It is unsurprising that a lack of an appropriate business-model, not questions of mechanical reliability was promulgated by the Russian Minister for Industry and Trade as the reason why CityJet returned the jets to their original source. One though could argue that a robust aviational business-model can only be conceived and executed using aircraft on which it can depend; one of those classic chicken and egg scenarios – where both sides are never likely to reach consensus.

If Adria Airways disappeared from the skies would the effect be more tsunami-esque, or that of a mere mill pond ripple? That is one imponderable that can only be answered in the event of such a scenario coming to pass.
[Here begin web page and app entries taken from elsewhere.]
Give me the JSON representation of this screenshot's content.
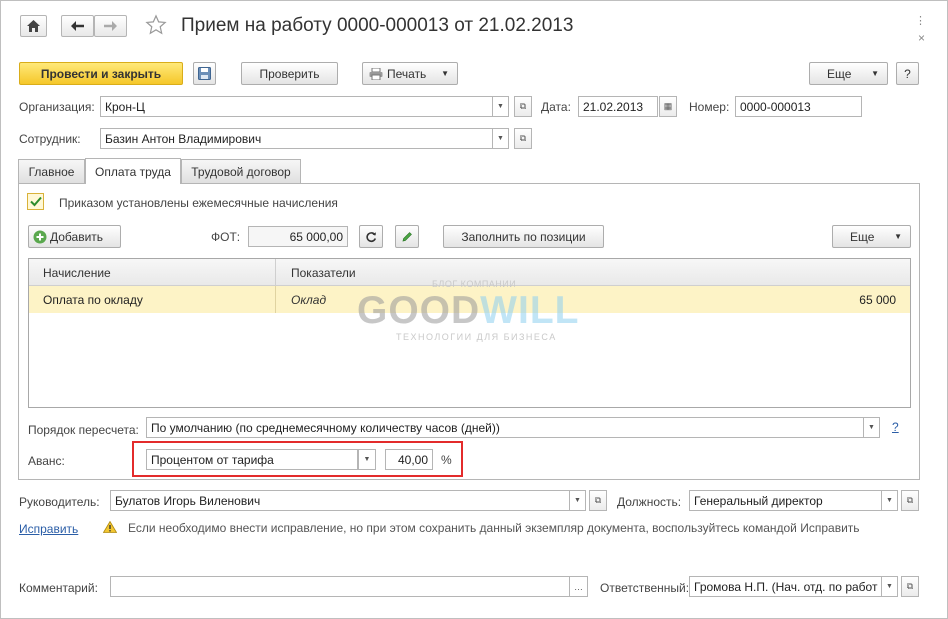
{
  "window": {
    "title": "Прием на работу 0000-000013 от 21.02.2013"
  },
  "toolbar": {
    "post_close": "Провести и закрыть",
    "check": "Проверить",
    "print": "Печать",
    "more": "Еще",
    "help": "?"
  },
  "header": {
    "org_label": "Организация:",
    "org_value": "Крон-Ц",
    "date_label": "Дата:",
    "date_value": "21.02.2013",
    "number_label": "Номер:",
    "number_value": "0000-000013",
    "employee_label": "Сотрудник:",
    "employee_value": "Базин Антон Владимирович"
  },
  "tabs": [
    "Главное",
    "Оплата труда",
    "Трудовой договор"
  ],
  "pay": {
    "monthly_checkbox_label": "Приказом установлены ежемесячные начисления",
    "monthly_checked": true,
    "add_button": "Добавить",
    "fot_label": "ФОТ:",
    "fot_value": "65 000,00",
    "fill_button": "Заполнить по позиции",
    "more": "Еще",
    "columns": [
      "Начисление",
      "Показатели"
    ],
    "rows": [
      {
        "accrual": "Оплата по окладу",
        "indicator": "Оклад",
        "value": "65 000"
      }
    ],
    "recalc_label": "Порядок пересчета:",
    "recalc_value": "По умолчанию (по среднемесячному количеству часов (дней))",
    "recalc_help": "?",
    "advance_label": "Аванс:",
    "advance_method": "Процентом от тарифа",
    "advance_value": "40,00",
    "advance_unit": "%"
  },
  "watermark": {
    "top": "БЛОГ КОМПАНИИ",
    "brand_a": "GOOD",
    "brand_b": "WILL",
    "bottom": "ТЕХНОЛОГИИ ДЛЯ БИЗНЕСА"
  },
  "footer": {
    "manager_label": "Руководитель:",
    "manager_value": "Булатов Игорь Виленович",
    "position_label": "Должность:",
    "position_value": "Генеральный директор",
    "fix_link": "Исправить",
    "fix_hint": "Если необходимо внести исправление, но при этом сохранить данный экземпляр документа, воспользуйтесь командой Исправить",
    "comment_label": "Комментарий:",
    "comment_value": "",
    "responsible_label": "Ответственный:",
    "responsible_value": "Громова Н.П. (Нач. отд. по работ"
  },
  "colors": {
    "primary_button": "#f5c72a",
    "highlight_box": "#e32b2b",
    "link": "#2b5ea7",
    "selected_row": "#fdf3c6"
  }
}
I for one hope that it can maintain a strong presence in its niche geographic market, but airlines cannot be kept alive on sentiment alone. Image, through reliability is everything to a carrier that hardly has a stranglehold over many of its key routes. Low Cost Carriers with their sharp, almost brutal ways of working have changed the aviation landscape, ensuring that countries the size of many of the former republics of Yugoslavia no longer have an automatic right to their own airline. Could Slovenia exist on a diet of ‘just’ Wizz Air, EasyJet, Turkish Airlines, Air Serbia, and eventually Ryanair? I would say it could. For Adria to therefore remain an integral part of Brnik’s operations it needs to rediscover the quality of absolute reliability to go hand in hand with its professional, on board service and former good name. Flailing around in search of aviators able, and willing, to pilot 23-year old Saabs and what can generously be described as fifteen unknown quantities is not the right approach.

An airline the size of Adria should in essence correspond to bijou Slovenia’s acreage but actually represents potential somewhat greater, by dint of its geographic location at the gateways of both western and eastern Europe and as a conveyor of a sizeable former Yugoslav diaspora. Does Adria though have a hegemonic grip on this market that couldn’t be wholly absorbed by the Europe’s LCC leviathans? No. It therefore needs to do well what it does; in my view that would be best served by utilizing Airbus and Bombardier aircraft, not Sukhoi and Saab.

Source material and further information:

Ex Yugoslav Aviation:

Adria Airways fleet(without as of yet the inclusion of the Sukhoi fifteen):

Adria Tehnika:

The Slovenia Times(archive article):